The red-green ratbags from Sydney university are for free speech? Only leftist free speech, that is. Not for anyone with an opposing view. This was an ugly incident:
Big brave Jake Lynch, director of the Centre for Peace and Conflict Studies at Sydney University, repeatedly taunts, films and otherwise intimidates an elderly woman who threw water at anti-Israel protesters who’d stormed a lecture by Colonel Richard Kemp, shouting down the speaker and abusing the audience before wrestling with security guards.
- Academic Jake Lynch cleared of anti-Semitism in ugly stoush at Sydney University
- Sydney University protest: 13 people investigated after public lecture disrupted
- The University of Sydney has come under fire from a political party for bowing to pressure
The University of Sydney has been criticised by its own academics and students for its actions following a protest that has resulted in one professor facing the sack and a number of students facing expulsion.
Over a hundred members of the university community attended a meeting at the Camperdown campus on Wednesday to condemn the university for “restricting free speech” after 13 protesters were handed show-cause notices following turbulent scenes at a lecture by retired British colonel Richard Kemp, a vocal defender of the Israeli Defence Forces.
Students and Academics at a “Defend Civil Liberties at University” at the University of Sydney pass a motion demanding all charges be dropped against the protesters. Photo: Edwina Pickles
Professor Jake Lynch, who has publicly campaigned against Israel, and 12 others were involved in a fracas at the lecture that began with heckling and descended into students being dragged out of the hall by security guards.
The show-cause notices have meant that those involved have been gagged from speaking publicly.
Professor Lynch has since been cleared of allegations of anti-Semitism but could still face dismissal from his post as the director of the Centre for Peace and Conflict Studies.
University of Sydney has been criticised for its actions in wake of the protest. Photo: Lynne Whiley
Greens Senator Lee Rhiannon accused Vice Chancellor Michael Spence of running an inquisition against his own institution.
“There is no place for McCarthy-like witch hunts at this university or at any university,” she said.
Senator Rhiannon and outspoken Sydney University academic Nicholas Riemer also accused Dr Spence of hypocrisy after a speech he made in April talked of his vision for the university as “that of a forum for the free debate of difficult and often confronting ideas”.

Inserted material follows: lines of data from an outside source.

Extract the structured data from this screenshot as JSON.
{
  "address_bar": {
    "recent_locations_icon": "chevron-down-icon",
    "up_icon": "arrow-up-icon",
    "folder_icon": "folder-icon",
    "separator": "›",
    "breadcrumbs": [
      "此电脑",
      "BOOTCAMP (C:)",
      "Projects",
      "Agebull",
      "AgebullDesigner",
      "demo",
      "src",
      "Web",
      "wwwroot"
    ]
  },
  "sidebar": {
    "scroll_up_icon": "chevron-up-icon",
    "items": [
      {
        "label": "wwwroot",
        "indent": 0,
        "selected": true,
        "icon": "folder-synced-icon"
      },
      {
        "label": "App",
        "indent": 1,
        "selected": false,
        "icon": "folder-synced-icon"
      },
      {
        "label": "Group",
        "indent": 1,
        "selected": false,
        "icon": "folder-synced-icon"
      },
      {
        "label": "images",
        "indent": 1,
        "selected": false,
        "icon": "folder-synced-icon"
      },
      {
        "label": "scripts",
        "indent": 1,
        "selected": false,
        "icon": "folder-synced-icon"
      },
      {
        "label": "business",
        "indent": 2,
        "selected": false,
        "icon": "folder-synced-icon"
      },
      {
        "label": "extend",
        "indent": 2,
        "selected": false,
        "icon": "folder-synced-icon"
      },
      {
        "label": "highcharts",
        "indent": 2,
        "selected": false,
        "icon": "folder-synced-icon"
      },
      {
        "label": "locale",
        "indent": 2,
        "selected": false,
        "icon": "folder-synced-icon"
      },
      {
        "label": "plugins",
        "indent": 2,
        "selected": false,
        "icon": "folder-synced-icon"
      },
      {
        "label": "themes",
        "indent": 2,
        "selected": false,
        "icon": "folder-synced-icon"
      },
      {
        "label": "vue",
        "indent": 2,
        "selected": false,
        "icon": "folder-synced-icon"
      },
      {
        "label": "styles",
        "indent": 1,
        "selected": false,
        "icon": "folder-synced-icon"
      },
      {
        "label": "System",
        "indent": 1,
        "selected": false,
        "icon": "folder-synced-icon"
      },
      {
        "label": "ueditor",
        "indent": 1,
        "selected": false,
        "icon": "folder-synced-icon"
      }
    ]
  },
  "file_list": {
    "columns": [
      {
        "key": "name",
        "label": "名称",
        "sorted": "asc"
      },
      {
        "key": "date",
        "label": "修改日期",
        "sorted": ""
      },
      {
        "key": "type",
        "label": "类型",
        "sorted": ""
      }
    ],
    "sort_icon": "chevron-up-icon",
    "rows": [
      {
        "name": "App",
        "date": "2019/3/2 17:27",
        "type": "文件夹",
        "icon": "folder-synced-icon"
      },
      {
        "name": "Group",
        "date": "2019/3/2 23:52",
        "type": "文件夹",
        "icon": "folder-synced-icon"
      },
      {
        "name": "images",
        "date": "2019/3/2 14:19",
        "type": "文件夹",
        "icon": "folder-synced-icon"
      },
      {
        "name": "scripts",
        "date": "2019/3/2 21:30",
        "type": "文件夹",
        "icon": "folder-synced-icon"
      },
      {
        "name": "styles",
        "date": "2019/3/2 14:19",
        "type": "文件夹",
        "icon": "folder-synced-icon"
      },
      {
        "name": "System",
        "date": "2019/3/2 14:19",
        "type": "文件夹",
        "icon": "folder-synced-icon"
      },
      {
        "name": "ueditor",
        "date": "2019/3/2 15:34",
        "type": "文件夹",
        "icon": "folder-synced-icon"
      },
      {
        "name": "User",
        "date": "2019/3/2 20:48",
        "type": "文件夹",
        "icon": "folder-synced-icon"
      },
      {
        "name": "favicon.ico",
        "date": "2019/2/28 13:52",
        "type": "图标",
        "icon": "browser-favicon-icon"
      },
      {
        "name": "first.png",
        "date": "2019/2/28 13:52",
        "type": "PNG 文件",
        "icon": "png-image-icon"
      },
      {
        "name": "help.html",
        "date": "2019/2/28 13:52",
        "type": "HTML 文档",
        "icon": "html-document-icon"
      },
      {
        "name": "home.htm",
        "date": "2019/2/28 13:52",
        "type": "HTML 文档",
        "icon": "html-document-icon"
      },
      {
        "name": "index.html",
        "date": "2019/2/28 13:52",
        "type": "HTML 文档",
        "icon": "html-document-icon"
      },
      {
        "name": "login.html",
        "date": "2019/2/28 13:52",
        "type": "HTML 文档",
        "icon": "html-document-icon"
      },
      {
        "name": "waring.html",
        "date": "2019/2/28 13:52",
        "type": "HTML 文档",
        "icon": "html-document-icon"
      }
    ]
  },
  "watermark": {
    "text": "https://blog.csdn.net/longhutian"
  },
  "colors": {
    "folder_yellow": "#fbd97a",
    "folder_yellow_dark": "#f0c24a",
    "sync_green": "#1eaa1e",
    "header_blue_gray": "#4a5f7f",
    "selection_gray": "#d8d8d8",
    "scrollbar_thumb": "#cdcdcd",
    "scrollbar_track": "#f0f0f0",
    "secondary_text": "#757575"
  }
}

Associate Professor Jake Lynch has since been cleared of allegations of anti-Semitism but could still face dismissal.
The University’s leadership came under fire for its cancellation of an anti-militarism meeting two days before Anzac day this year. The 165-year-old institution also attracted criticism for banning a talk by controversial Muslim cleric Uthman Badar and attempting to prevent the Dalai Lama from speaking on campus in 2014.
NSW Council for Civil Liberties president Stephen Blanks described the university’s actions as “bizarre”.
“Universities, which have been a hotbed of free speech for centuries, are threatening staff and students with disciplinary action for expressing themselves”.
Professor Riemer agreed. “It is the young activist with the megaphone not the intellectual in the lecture hall that is the future of free speech” he said.
The Vice Chancellor dismissed the allegations as “simply risible”. “The University is not interested in the political views of staff or students. It is very interested in upholding its Codes of Conduct,” he said.
At the meeting which became occasionally heated, Avril Alba, a lecturer in Jewish civilisation pointed out that staff and students on both sides of the Palestinian-Israeli debate were issued with show-cause notices.
Dr Riemer maintained that the issue was not politics but civil liberties. “What is being done to Jake and the others is an attack on all students and staff at the university. It is wrong and must not be tolerated”.
Prominent lawyer Julian Burnside also leant his support to the dissenting voices.
“The fact that Professor Lynch faces the prospect of dismissal is an indictment on the capacity of the University to engage in meaningful debate,” he said.